A new study at the Riverdale Country School showed things like texting and Facebook were more like drugs than hobbies for many teenagers. After a study released by the University of Maryland showed that many college students actually showed signs of withdrawal, the school decided to implement a two-day experiment where students weren't allowed to text, IM, or go on Facebook. Somehow, they survived.

When students were asked why they text or IM so frequently, most said it was just because they wanted to. However, school counselor K C Cohen said the experiment was to prove that things like texting can be a crutch for important development. "Kids will do poorly on a test, and more often than not, right away they’ll go into the bathroom and text their mom and dad," she told the Times. "There's no sense that the kid just has to feel his feelings. It's an instant Band-Aid." Though it may be a nice bonus of texting that kids reach out to their parents more, Cohen believes it deprives them of the struggle for independence every adolescent needs to go through.

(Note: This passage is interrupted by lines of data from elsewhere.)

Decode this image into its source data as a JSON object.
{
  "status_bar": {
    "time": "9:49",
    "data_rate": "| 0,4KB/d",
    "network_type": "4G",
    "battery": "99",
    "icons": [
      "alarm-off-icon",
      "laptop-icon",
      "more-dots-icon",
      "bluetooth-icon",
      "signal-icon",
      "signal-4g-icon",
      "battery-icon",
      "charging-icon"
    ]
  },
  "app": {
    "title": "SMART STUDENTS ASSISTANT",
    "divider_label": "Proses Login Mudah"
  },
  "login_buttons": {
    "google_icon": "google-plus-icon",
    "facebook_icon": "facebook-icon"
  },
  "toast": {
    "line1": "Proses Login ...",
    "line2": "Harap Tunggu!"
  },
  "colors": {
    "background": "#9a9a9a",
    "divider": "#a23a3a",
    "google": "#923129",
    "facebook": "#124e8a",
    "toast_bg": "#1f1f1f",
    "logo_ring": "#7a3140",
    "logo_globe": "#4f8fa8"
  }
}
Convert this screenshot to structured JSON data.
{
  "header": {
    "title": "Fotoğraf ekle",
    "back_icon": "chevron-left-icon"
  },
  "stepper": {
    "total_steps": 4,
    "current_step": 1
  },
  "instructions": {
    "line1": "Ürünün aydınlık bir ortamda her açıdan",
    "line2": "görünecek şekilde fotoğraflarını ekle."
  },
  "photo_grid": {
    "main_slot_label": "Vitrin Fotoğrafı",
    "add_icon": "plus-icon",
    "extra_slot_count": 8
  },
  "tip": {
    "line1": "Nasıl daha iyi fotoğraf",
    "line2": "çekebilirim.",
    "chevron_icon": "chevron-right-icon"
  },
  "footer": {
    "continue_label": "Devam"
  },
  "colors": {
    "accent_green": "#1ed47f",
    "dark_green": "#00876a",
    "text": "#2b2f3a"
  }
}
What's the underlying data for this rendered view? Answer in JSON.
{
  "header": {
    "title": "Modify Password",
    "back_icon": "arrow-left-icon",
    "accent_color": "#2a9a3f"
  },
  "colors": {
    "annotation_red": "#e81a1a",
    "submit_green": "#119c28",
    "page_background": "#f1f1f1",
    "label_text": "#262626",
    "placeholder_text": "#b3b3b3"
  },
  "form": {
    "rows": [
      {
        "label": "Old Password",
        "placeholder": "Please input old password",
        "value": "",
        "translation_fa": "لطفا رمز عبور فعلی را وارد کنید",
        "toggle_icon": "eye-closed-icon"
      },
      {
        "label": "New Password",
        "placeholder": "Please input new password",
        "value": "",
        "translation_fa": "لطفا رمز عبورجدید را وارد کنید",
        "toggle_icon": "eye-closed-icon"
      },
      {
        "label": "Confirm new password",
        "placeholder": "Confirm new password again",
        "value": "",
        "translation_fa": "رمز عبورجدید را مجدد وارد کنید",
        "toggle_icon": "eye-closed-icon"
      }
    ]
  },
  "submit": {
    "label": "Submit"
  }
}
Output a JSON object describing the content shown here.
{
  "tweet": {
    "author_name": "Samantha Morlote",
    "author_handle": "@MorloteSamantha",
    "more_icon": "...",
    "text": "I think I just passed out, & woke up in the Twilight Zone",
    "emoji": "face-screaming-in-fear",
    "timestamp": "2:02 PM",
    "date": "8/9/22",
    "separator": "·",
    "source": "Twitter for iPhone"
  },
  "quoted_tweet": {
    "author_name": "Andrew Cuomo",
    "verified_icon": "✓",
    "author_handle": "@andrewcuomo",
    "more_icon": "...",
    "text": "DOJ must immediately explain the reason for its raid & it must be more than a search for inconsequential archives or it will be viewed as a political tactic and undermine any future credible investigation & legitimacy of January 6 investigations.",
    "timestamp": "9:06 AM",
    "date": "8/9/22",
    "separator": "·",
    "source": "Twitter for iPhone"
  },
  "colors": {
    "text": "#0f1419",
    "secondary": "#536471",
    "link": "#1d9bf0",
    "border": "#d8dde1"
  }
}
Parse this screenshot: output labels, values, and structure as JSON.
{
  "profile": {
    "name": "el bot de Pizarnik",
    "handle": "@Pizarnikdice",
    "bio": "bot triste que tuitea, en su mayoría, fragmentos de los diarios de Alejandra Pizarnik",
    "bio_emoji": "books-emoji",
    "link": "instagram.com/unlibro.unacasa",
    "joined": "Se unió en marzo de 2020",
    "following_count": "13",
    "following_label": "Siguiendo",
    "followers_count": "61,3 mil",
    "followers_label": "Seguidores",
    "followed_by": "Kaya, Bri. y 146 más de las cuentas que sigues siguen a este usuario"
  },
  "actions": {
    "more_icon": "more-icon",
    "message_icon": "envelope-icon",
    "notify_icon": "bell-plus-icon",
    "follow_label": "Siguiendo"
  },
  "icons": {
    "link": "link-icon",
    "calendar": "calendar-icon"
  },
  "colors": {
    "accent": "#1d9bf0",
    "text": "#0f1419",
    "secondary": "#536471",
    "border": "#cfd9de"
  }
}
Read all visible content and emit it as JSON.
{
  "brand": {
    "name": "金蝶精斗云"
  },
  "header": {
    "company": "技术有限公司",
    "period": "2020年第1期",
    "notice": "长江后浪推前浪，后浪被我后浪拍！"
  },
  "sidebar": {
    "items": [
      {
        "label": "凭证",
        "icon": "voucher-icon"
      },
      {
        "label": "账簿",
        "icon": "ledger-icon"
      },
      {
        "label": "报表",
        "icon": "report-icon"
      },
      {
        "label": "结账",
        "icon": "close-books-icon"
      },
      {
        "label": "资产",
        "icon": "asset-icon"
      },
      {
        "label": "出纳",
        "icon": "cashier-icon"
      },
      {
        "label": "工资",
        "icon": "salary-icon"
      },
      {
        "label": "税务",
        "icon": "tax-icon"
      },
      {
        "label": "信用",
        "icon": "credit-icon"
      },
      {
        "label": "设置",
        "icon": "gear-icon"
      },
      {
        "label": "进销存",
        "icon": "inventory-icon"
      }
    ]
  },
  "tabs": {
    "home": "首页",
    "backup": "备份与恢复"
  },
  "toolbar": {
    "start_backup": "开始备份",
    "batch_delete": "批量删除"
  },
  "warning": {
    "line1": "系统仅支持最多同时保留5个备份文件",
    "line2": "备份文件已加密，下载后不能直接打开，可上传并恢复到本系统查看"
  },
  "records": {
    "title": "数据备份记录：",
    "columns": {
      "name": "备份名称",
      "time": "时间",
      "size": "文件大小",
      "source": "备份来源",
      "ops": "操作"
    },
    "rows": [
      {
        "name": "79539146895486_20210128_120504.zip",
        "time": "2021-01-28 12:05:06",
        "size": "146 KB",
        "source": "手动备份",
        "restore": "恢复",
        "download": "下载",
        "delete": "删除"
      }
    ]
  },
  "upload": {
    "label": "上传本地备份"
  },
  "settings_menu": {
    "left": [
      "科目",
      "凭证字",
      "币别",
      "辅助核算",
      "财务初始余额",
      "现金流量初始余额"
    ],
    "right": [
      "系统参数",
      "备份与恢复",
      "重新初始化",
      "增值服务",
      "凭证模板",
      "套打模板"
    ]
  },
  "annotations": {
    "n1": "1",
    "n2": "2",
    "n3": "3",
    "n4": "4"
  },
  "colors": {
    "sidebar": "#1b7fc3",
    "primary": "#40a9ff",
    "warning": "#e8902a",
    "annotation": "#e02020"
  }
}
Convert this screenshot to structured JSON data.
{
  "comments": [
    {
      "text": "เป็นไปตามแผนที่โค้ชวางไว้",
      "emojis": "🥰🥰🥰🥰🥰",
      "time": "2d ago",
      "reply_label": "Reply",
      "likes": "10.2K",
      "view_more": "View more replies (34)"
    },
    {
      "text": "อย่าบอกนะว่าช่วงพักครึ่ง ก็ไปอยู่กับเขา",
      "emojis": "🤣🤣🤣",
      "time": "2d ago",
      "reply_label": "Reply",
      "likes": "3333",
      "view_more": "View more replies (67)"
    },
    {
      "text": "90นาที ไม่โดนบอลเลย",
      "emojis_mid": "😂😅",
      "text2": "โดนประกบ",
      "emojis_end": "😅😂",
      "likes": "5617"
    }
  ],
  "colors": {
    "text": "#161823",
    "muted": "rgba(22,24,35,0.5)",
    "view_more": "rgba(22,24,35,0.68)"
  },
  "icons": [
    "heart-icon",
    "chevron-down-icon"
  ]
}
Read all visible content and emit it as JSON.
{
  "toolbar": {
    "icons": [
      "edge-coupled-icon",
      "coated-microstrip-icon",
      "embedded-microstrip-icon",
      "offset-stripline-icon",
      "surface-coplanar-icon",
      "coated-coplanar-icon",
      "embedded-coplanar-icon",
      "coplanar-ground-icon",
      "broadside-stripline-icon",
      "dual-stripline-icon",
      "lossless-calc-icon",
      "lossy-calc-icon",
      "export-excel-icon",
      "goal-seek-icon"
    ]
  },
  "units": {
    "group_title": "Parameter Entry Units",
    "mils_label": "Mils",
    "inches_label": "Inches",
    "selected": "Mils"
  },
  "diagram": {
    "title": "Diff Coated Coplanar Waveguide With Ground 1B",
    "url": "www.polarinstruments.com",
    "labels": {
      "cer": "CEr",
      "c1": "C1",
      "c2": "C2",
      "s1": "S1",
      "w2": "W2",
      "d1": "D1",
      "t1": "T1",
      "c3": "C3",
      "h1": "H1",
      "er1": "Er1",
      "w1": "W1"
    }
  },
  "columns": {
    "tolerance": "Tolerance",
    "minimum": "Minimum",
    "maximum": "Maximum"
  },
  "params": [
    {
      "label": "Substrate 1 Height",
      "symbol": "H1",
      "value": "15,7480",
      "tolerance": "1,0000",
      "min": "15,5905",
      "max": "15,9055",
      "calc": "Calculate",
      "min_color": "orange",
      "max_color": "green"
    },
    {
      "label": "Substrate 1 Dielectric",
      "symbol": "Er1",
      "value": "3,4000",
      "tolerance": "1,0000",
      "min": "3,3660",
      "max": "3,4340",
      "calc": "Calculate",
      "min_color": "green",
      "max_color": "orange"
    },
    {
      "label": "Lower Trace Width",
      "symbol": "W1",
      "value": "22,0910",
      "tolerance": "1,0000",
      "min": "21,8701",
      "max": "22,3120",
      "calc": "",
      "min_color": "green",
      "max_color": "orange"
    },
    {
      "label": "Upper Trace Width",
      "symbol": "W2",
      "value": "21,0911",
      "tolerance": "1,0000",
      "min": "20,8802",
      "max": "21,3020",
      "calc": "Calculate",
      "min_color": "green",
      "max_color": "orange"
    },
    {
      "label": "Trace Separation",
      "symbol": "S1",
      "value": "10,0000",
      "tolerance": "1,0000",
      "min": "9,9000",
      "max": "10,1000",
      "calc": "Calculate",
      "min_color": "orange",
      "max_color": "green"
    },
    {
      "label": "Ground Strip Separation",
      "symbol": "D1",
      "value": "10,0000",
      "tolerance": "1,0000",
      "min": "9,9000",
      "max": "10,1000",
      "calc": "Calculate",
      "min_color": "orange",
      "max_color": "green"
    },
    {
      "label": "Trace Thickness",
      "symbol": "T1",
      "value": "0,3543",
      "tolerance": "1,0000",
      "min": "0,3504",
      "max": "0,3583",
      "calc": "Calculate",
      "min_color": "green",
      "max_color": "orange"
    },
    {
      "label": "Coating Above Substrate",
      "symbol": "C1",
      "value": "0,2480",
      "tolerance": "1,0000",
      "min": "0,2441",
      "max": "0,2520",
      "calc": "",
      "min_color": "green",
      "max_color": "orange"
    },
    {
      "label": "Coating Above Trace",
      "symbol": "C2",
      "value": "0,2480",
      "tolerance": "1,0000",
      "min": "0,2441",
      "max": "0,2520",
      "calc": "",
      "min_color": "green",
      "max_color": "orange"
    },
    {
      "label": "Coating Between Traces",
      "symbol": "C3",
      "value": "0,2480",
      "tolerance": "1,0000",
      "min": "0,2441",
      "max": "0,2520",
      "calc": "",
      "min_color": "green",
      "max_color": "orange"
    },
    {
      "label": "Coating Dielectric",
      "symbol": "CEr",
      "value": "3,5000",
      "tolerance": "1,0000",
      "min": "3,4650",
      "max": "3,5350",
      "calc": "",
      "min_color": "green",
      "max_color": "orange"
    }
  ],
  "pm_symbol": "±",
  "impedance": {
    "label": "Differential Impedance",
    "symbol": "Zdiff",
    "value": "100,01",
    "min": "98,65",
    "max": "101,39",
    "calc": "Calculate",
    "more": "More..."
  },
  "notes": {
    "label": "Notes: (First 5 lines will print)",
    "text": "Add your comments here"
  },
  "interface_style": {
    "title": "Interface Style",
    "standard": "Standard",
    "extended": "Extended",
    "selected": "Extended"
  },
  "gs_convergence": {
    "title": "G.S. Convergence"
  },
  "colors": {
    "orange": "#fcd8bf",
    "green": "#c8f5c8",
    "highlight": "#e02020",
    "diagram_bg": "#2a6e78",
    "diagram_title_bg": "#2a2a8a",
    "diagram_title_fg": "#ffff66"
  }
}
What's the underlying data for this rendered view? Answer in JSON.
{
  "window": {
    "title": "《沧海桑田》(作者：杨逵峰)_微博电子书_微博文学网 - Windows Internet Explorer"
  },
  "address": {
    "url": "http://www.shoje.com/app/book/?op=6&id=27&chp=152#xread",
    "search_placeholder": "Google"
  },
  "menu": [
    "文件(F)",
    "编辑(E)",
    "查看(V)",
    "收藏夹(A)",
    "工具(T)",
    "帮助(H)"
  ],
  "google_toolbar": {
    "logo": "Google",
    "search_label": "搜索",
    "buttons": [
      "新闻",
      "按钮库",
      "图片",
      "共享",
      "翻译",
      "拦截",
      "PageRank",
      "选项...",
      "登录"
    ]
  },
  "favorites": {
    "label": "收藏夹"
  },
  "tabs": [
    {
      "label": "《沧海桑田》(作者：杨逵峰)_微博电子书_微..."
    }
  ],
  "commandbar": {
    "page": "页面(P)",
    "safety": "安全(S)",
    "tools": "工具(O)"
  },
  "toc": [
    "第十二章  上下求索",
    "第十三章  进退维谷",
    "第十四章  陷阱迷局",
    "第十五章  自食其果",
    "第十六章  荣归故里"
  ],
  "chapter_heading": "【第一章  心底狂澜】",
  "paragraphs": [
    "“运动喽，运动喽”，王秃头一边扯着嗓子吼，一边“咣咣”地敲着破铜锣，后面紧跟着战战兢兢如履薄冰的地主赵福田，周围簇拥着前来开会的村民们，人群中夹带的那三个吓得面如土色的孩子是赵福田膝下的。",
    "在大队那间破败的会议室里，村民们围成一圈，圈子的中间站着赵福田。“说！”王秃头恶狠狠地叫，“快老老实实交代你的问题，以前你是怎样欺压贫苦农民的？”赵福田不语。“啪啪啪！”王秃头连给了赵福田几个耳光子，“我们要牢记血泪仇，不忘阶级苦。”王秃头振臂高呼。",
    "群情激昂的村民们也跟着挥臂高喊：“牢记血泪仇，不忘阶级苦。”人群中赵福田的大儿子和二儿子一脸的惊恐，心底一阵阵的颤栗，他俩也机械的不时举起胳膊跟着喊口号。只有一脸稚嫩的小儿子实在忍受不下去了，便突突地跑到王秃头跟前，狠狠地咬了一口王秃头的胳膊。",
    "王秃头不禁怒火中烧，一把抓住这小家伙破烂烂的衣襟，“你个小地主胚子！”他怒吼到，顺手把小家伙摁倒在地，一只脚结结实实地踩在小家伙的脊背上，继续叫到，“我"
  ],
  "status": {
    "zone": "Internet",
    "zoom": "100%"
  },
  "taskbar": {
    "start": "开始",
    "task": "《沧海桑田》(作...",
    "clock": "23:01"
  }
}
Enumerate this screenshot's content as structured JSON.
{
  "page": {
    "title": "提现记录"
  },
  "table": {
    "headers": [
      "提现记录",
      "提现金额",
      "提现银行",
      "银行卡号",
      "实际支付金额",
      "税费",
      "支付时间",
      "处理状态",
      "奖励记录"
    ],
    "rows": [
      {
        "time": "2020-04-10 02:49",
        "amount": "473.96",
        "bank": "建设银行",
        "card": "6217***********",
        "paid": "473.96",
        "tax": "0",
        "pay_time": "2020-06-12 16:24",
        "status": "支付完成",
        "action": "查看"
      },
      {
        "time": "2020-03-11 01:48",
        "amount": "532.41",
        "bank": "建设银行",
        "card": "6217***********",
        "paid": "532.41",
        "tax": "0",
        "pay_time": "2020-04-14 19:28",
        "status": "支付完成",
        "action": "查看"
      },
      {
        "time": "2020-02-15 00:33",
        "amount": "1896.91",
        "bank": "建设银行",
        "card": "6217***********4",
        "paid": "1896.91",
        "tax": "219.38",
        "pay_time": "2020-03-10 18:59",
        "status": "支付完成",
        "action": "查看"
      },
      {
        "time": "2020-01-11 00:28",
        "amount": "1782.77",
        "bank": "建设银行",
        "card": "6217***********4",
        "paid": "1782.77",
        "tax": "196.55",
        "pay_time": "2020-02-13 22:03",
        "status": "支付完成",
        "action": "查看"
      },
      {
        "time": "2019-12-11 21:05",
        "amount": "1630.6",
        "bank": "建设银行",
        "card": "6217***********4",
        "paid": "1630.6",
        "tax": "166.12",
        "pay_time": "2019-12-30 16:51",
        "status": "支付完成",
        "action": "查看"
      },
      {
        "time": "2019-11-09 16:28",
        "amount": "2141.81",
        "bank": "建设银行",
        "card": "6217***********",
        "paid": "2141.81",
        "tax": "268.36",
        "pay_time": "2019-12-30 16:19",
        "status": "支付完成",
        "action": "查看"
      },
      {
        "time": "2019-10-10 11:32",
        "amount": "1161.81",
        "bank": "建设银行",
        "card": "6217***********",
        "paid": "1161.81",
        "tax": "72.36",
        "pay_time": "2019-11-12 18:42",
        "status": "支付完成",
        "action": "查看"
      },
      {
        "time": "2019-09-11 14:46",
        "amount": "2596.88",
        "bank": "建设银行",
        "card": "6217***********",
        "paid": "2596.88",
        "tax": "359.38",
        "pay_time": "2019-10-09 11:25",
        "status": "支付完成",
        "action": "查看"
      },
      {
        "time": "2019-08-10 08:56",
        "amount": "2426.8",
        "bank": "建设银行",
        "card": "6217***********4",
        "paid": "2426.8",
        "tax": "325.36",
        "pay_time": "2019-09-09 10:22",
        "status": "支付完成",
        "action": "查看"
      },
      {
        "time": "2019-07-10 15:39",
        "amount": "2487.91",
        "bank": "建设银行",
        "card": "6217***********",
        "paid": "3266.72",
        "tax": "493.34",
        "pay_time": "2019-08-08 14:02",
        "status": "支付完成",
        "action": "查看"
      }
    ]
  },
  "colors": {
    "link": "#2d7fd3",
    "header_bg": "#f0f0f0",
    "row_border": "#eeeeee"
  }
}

The initial study showed that many college students rely on Facebook as their main way to keep in touch with friends, with one student saying not being "able to communicate with anyone via technology was almost unbearable," even though he or she goes to school with literally thousands of other people. They also tend to get most of their news from blogs (holla!) and Twitter, and show no allegiance to specific sources or reporters. However, the Riverdale experiment showed these teenagers rebounded from techno-dependency much faster than their college counterparts might. Many finished their homework faster without constantly responding to texts or Facebook messages, and in many cases spent their extra time with their parents. Human contact: it's the wave of the future.